Some Influences on Perception and Justification of Aggression in Themselves and in their Social Environment

J. Martin Ramirez*, Jesús M. Alvarado and Carmen Santisteban

Some Influences on Perception and Justification of Aggression in Themselves and in their Social Environment.

The authors of the present study attempt to increase the knowledge of how pre-adolescents and
adolescents perceive their own violence and those with whom they interact in their immediate
environment: friends, family, school, neighborhood and those with more extent, unspecific,
and global ranges, such as the city or the world.
In this way, by understanding their mental
perception of the violence in themselves and in their environments, parents and educators may
be more successful in their effort to teach teenagers about how to behave in a non-violent way.

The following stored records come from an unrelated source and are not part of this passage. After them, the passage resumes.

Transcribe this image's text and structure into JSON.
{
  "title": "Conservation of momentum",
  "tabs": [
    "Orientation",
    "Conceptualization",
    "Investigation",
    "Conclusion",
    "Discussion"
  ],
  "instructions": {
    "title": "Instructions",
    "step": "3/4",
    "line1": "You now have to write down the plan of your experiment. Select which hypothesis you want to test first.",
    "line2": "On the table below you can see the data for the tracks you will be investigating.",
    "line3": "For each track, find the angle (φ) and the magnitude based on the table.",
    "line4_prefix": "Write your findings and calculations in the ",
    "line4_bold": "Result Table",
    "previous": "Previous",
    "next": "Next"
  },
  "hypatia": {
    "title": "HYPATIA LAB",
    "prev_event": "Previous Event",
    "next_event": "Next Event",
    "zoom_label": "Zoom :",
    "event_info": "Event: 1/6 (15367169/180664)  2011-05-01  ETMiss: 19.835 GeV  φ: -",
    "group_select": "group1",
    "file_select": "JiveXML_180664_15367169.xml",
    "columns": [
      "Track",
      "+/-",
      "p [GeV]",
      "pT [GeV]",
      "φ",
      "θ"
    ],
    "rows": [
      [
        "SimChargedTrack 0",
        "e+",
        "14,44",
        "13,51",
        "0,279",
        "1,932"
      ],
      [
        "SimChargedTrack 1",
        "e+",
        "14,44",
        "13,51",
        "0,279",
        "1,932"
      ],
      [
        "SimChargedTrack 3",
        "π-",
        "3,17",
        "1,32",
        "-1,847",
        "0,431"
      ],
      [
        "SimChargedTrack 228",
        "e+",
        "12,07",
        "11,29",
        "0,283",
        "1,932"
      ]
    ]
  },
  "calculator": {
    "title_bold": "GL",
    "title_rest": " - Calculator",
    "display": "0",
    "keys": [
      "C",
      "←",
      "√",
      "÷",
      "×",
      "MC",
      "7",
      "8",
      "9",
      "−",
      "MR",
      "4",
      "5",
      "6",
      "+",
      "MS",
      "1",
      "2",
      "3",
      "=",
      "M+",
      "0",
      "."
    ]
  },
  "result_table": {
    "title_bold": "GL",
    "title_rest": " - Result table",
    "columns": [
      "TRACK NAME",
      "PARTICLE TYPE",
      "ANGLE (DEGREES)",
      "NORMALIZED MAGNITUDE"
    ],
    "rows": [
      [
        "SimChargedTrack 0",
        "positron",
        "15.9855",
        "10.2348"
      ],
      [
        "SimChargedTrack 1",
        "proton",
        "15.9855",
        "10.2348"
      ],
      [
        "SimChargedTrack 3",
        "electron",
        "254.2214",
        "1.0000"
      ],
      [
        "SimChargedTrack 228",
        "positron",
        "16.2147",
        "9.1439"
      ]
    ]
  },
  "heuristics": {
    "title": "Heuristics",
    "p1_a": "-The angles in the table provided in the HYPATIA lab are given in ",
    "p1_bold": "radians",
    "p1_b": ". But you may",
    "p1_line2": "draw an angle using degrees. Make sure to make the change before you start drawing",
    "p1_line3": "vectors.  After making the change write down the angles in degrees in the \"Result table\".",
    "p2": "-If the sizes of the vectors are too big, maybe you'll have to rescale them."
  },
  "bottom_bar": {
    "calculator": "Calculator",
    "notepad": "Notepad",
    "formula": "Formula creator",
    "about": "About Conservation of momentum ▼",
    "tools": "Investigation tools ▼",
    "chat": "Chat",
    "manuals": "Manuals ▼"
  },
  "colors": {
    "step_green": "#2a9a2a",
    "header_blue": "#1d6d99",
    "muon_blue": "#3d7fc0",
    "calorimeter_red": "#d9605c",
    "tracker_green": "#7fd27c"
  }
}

Even if it has a strong relation to the objective world, it corresponds with its interaction with the neural activity of the central nervous system of each subject. This neural activity is unique to
each person because it informs about the Unwelt an environmental situation, specific to each
individual and occasion. This explains why Mountcastle said “in certain respect, we are living
amidst the world in the prison of our brain.”

Aggression should not be an exception to these assertions about perception. As any other behavior, aggression, far from being a static phenotype, is a flexible developmental process that reflects the neurobiological plasticity, open to any input experience. Even within the typical universal trends, there are specific human ways and individual differences in the display of these universals. For instance, some situations demand a more specific approach, like young man vs. adult man vs. old man, or any other situation, as its closeness to the subject.

Besides the individual psychobiological factors, we cannot forget the influence of our social context: family, peers and friends, school, and different levels of community as well as other socio-cultural factors on the perception and evaluation of an eventual risk, such as aggression might be.

Psychol Cogn Sci Open J. 2016; 2(2): 39-48. doi: 10.17140/PCSOJ-2-113